I look for struggle in the roles I choose – struggle and perseverance.
When you’re breastfeeding a child, you don’t have the same retention as you do when you’re not.
As an actor, you’re sort of the court-appointed lawyer for the character.
I just hate one-dimensional portrayals of religion; it’s too cheap and easy to do, and ignores the nuances that go into having a belief system.
I grew up in a Ukrainian Catholic-turned-Christian household, and that is my family’s faith.
I always thought Uncle Vanya could be a stoned masterpiece.
I am drawn to intimate, often uncomfortable portraits of a woman persevering and awakening.
I was very studious and square in college.
It’s thematic in my career, if you look at most of my choices.
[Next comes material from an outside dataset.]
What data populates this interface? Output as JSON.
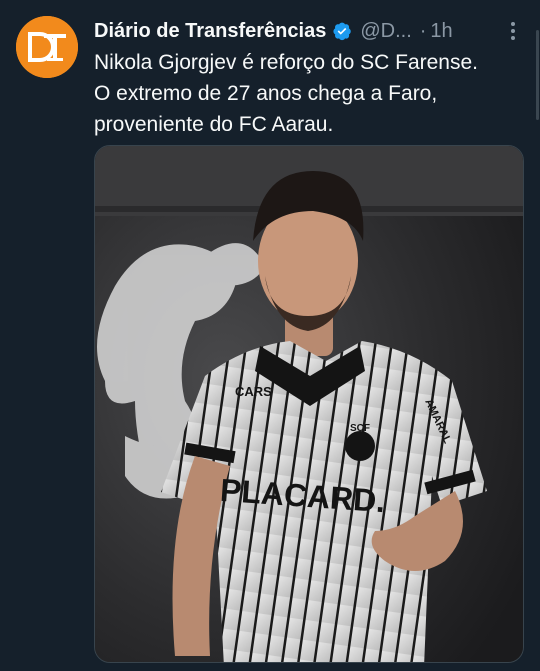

It is some level of exploration of maternal angst and maternal heroism.
Sometimes I attract roles that are necessary either for personal growth or enlightenment.
There’s no wrong way to experience a film.
But I think for me, why I was drawn to the piece is, at the core of the story, it’s a love story to me – between Ed and Lorraine, between these two families who are asking for help and us who are in the business of giving help.